Task goal
In your copy of the data below, reproduce every entry exactly and omit the pictures.

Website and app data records
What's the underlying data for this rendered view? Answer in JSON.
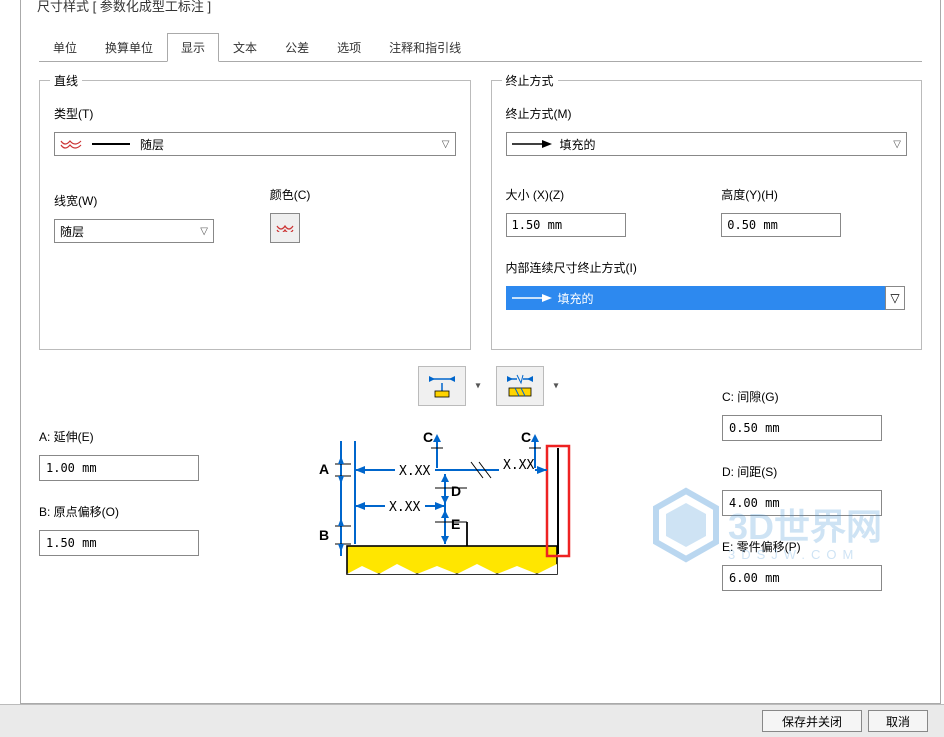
{
  "title": "尺寸样式 [ 参数化成型工标注 ]",
  "tabs": {
    "unit": "单位",
    "convert_unit": "换算单位",
    "display": "显示",
    "text": "文本",
    "tolerance": "公差",
    "options": "选项",
    "annotation": "注释和指引线"
  },
  "group_line": {
    "legend": "直线",
    "type_label": "类型(T)",
    "type_value": "随层",
    "linewidth_label": "线宽(W)",
    "linewidth_value": "随层",
    "color_label": "颜色(C)"
  },
  "group_term": {
    "legend": "终止方式",
    "term_label": "终止方式(M)",
    "term_value": "填充的",
    "size_label": "大小 (X)(Z)",
    "size_value": "1.50 mm",
    "height_label": "高度(Y)(H)",
    "height_value": "0.50 mm",
    "inner_label": "内部连续尺寸终止方式(I)",
    "inner_value": "填充的"
  },
  "diagram": {
    "A": "A",
    "B": "B",
    "C": "C",
    "D": "D",
    "E": "E",
    "xxx": "X.XX"
  },
  "params": {
    "A_label": "A: 延伸(E)",
    "A_value": "1.00 mm",
    "B_label": "B: 原点偏移(O)",
    "B_value": "1.50 mm",
    "C_label": "C: 间隙(G)",
    "C_value": "0.50 mm",
    "D_label": "D: 间距(S)",
    "D_value": "4.00 mm",
    "E_label": "E: 零件偏移(P)",
    "E_value": "6.00 mm"
  },
  "footer": {
    "save_close": "保存并关闭",
    "cancel": "取消"
  }
}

Response area
What's the underlying data for this rendered view? Answer in JSON.
{
  "title": "尺寸样式 [ 参数化成型工标注 ]",
  "tabs": {
    "unit": "单位",
    "convert_unit": "换算单位",
    "display": "显示",
    "text": "文本",
    "tolerance": "公差",
    "options": "选项",
    "annotation": "注释和指引线"
  },
  "group_line": {
    "legend": "直线",
    "type_label": "类型(T)",
    "type_value": "随层",
    "linewidth_label": "线宽(W)",
    "linewidth_value": "随层",
    "color_label": "颜色(C)"
  },
  "group_term": {
    "legend": "终止方式",
    "term_label": "终止方式(M)",
    "term_value": "填充的",
    "size_label": "大小 (X)(Z)",
    "size_value": "1.50 mm",
    "height_label": "高度(Y)(H)",
    "height_value": "0.50 mm",
    "inner_label": "内部连续尺寸终止方式(I)",
    "inner_value": "填充的"
  },
  "diagram": {
    "A": "A",
    "B": "B",
    "C": "C",
    "D": "D",
    "E": "E",
    "xxx": "X.XX"
  },
  "params": {
    "A_label": "A: 延伸(E)",
    "A_value": "1.00 mm",
    "B_label": "B: 原点偏移(O)",
    "B_value": "1.50 mm",
    "C_label": "C: 间隙(G)",
    "C_value": "0.50 mm",
    "D_label": "D: 间距(S)",
    "D_value": "4.00 mm",
    "E_label": "E: 零件偏移(P)",
    "E_value": "6.00 mm"
  },
  "footer": {
    "save_close": "保存并关闭",
    "cancel": "取消"
  }
}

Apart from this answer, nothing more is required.